Well that didn’t take long. iLeech is an application for downloading from shared iTunes 4 music libraries. Just like that.
Reuters is reporting that Roxio is close to buying Pressplay, the loss-making online music service from Universal and EMI. Perhaps this is a sign that record companies are giving up the idea of ousting third parties from the distribution chain. Or perhaps it’s a sign they are skint.
Dave Winer wonders how Andy Orlowski keeps his press badge, because Andy wrote a story suggesting that Google was going to remove blogs from its search engine. It’s a great example of the general misunderstanding that many people have about journalism – and about how smart people like Dave can easily be taken for a ride by companies.
First up, what did Andy say? In his original story, Andy took a quote from Google CEO Eric Schmidt, which said that “Soon the company will also offer a service for searching Web logs, known as ‘blogs,’ “. All on the record, and good. Secondly, Andy looked at what Google had done with Dejanews, and noted that when it developed a special service for searching news, it hived it off into a separate section – the Search Newsgroups tab on the main page. From this, Andy surmised that Google would do the same thing for blogs. Note that Andy does not say Google would do this – merely that “precedent suggests it will be.”

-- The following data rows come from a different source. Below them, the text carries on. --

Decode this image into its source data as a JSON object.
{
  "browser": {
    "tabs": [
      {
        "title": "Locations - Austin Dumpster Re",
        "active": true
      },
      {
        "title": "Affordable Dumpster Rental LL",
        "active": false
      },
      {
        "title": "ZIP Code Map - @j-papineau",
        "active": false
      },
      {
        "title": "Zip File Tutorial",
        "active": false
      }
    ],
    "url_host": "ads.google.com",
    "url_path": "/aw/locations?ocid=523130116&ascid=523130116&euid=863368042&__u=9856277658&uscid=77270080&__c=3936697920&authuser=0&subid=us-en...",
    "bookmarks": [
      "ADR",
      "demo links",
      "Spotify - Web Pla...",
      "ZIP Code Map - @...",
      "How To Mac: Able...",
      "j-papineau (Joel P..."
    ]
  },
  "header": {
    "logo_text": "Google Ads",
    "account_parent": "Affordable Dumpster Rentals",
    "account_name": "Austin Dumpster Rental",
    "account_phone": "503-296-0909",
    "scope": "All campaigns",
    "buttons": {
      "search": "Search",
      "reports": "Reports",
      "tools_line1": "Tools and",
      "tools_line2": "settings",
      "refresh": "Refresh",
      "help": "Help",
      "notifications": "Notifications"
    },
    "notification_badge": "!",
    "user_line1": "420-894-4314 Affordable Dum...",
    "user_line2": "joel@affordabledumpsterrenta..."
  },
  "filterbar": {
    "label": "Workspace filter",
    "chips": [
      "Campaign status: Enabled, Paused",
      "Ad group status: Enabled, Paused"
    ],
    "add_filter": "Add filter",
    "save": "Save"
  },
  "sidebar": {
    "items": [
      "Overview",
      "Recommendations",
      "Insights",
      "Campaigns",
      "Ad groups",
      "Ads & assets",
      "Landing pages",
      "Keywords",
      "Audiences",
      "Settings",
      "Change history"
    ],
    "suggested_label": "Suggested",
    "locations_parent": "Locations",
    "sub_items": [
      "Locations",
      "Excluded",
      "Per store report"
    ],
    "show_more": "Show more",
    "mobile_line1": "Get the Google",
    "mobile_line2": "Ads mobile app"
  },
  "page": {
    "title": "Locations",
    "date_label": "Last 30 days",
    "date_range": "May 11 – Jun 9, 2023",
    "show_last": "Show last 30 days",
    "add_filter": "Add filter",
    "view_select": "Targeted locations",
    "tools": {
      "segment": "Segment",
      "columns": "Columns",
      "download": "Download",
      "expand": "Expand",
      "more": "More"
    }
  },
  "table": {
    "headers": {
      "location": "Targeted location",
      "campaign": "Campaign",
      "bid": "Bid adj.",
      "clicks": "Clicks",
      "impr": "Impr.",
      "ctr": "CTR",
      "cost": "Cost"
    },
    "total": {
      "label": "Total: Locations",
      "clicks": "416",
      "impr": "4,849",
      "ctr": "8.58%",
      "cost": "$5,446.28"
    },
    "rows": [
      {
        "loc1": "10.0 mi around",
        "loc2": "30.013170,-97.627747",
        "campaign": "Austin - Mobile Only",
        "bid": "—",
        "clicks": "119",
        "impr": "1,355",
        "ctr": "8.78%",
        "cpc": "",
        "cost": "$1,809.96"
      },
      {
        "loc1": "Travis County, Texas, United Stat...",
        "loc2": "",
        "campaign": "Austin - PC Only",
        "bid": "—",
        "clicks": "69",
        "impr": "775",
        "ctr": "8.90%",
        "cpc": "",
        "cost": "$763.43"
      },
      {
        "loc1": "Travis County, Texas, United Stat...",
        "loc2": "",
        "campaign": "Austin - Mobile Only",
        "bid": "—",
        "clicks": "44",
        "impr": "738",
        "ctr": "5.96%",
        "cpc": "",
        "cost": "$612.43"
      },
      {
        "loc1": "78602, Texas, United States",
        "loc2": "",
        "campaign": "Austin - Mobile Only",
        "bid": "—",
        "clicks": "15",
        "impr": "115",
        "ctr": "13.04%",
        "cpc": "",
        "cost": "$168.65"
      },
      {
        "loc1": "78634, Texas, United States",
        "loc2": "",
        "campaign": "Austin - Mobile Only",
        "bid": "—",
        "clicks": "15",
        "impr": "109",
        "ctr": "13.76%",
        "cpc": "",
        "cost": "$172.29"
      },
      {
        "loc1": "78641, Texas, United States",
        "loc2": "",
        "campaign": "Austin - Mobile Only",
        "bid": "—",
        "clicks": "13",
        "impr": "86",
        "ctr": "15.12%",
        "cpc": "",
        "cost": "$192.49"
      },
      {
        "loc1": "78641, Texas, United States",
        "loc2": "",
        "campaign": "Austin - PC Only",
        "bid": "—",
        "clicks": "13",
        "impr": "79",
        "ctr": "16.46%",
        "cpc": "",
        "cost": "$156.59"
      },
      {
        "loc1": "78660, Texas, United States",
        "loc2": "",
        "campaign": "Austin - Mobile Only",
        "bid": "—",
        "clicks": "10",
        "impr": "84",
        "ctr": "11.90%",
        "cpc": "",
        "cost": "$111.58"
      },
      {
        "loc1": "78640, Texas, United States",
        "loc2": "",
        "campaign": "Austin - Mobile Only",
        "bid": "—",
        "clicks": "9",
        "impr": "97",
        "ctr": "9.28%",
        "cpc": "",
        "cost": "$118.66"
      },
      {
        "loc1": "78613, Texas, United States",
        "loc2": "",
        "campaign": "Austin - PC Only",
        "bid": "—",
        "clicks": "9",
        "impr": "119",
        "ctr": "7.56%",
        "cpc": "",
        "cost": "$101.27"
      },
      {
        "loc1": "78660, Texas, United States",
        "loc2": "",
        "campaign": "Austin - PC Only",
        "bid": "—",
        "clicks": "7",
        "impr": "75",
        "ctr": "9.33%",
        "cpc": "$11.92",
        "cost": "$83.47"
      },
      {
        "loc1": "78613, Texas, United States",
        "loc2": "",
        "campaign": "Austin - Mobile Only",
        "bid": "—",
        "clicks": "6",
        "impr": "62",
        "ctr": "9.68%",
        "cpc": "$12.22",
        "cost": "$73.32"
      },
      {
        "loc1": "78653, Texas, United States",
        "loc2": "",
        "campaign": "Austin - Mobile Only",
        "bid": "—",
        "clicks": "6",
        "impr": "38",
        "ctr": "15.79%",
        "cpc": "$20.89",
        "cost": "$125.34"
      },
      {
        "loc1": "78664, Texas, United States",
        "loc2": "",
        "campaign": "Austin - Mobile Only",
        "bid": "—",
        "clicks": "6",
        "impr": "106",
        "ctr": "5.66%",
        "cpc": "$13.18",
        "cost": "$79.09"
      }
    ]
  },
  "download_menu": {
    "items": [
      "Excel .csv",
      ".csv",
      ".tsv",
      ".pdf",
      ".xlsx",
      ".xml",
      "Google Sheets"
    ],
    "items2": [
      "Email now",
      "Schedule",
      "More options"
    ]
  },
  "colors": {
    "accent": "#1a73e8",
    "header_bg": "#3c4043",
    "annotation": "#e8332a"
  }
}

Cue Dave going nuts, accusing Andy of having “invented a ‘news’ story that Google was going to take blogs out of the index”. As is clear from the above, Andy did no such thing: at no point in his story does he say that Google “is going” to do so. What’s more, Andy makes it very very clear which bits of the story are speculation, based on the company’s previous history.
I suspect that the reason that Dave went nuts has more to do with Andy’s very public “weblogs – they suck” position than anything to do with the story. The problem is that he also exposes exactly what the difference between a journalist and a non-journalist is in his posting. Let’s look at some points:
1. Acceptance of company statements as fact. Dave points to a Google PR statement, which he claims proves Andy is wrong because it says “there’s been no consideration of removing weblogs from our index”. Actually, of course, the statement is in no way contradictory: Google hasn’t removed newsgroup postings from its index, it’s merely flagged them as newsgroup postings and hence filtered from the Web search (Andy, here is guilty of a little slack writing, as he conflates “index” with “the web search tab”). The first thing you learn as a journalist is that, while PR statements rarely lie, they almost never actually contradict the ultimate point to you’ve written.
2. Getting simple facts wrong. Dave consistently concatenates Andy with “print journalist”. As far as I’m aware, Andy hasn’t done print since he worked for Ziff (I think), unless The Register has started a print mag on the sly.
3. When your enemy says it, it’s bullshit: When your friends say it, it’s gospel. When Robert Scoble goes on, post-Andy, to say that he’s pretty sure Andy didn’t make any of this up, Dave replies that he’s changed his mind. How does that work?
Really, if Andy’s guilty of anything, it’s of writing more like a blogger than a journalist. The first four paragraphs of his piece are a news story. After that, Andy mixes in lots of comment, gossip and analysis, none of which actually adds to the clarity of the initial story.